[Excerpts from an interface dataset]
--- START ---
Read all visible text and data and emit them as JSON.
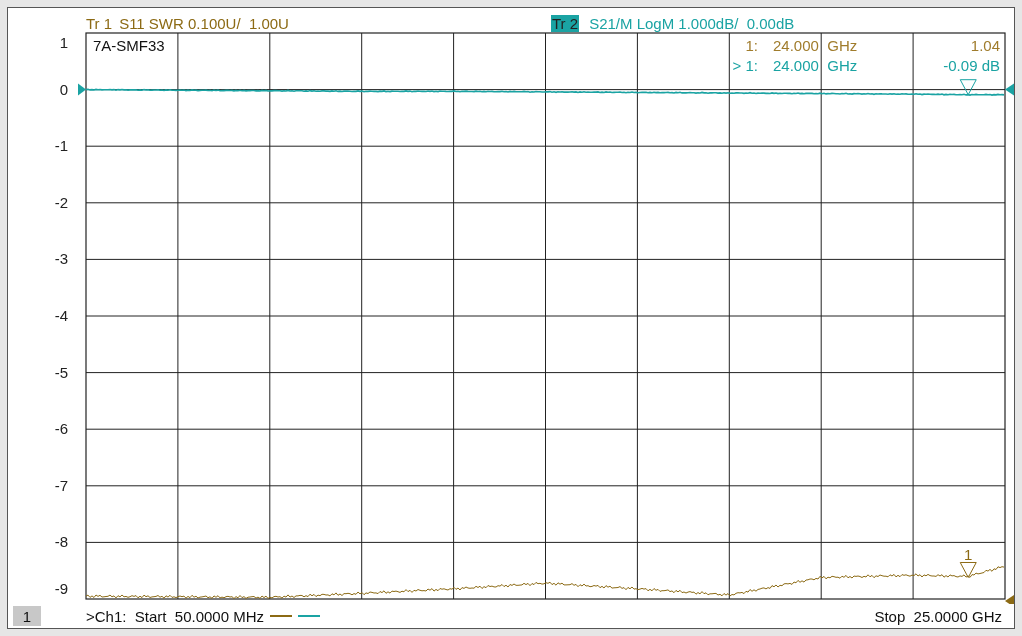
{
  "traces": [
    {
      "label": "Tr 1",
      "selected": false,
      "description": "S11 SWR 0.100U/  1.00U",
      "color": "#8c6a14"
    },
    {
      "label": "Tr 2",
      "selected": true,
      "description": "S21/M LogM 1.000dB/  0.00dB",
      "color": "#1aa3a3"
    }
  ],
  "chart": {
    "title": "7A-SMF33",
    "y_axis_labels": [
      "1",
      "0",
      "-1",
      "-2",
      "-3",
      "-4",
      "-5",
      "-6",
      "-7",
      "-8",
      "-9"
    ],
    "marker_readout": [
      {
        "index": "1:",
        "frequency": "24.000  GHz",
        "value": "1.04",
        "color": "#a07c2c"
      },
      {
        "index": "> 1:",
        "frequency": "24.000  GHz",
        "value": "-0.09 dB",
        "color": "#1aa3a3"
      }
    ],
    "trace_marker_label": "1"
  },
  "footer": {
    "channel": "1",
    "start": ">Ch1:  Start  50.0000 MHz",
    "stop": "Stop  25.0000 GHz"
  }
}
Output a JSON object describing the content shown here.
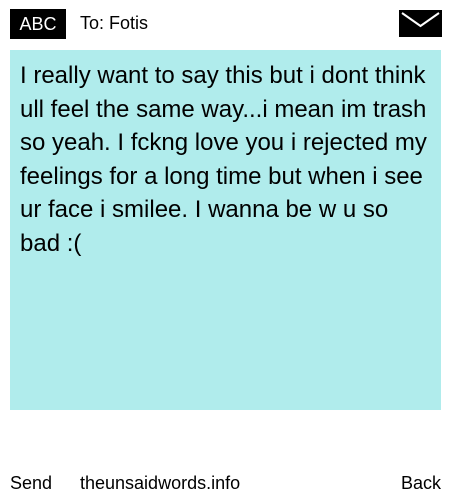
{
  "header": {
    "mode_label": "ABC",
    "recipient": "To: Fotis",
    "envelope_icon": "envelope-icon"
  },
  "message": {
    "text": "I really want to say this but i dont think ull feel the same way...i mean im trash so yeah. I fckng love you i rejected my feelings for a long time but when i see ur face i smilee. I wanna be w u so bad :("
  },
  "footer": {
    "send_label": "Send",
    "site_label": "theunsaidwords.info",
    "back_label": "Back"
  },
  "colors": {
    "message_background": "#b0ecec",
    "badge_background": "#000000",
    "badge_text": "#ffffff"
  }
}
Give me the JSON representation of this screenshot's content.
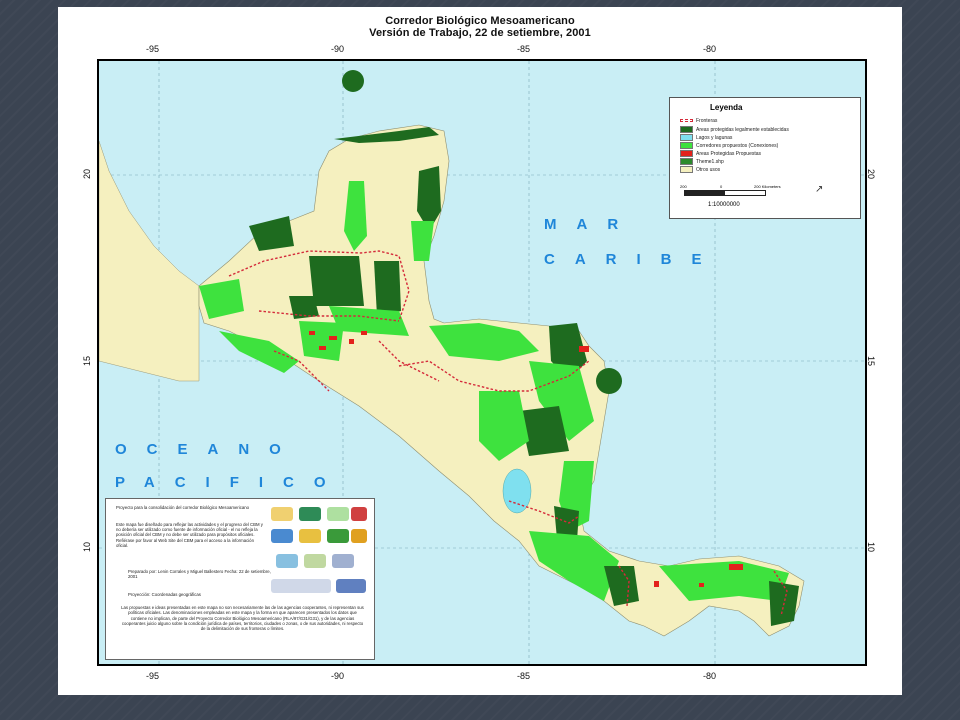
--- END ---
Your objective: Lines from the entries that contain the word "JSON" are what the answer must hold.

Response to this task:
Read all visible text and data and emit them as JSON.
Output a JSON object describing the content shown here.
Give me the JSON representation of this screenshot's content.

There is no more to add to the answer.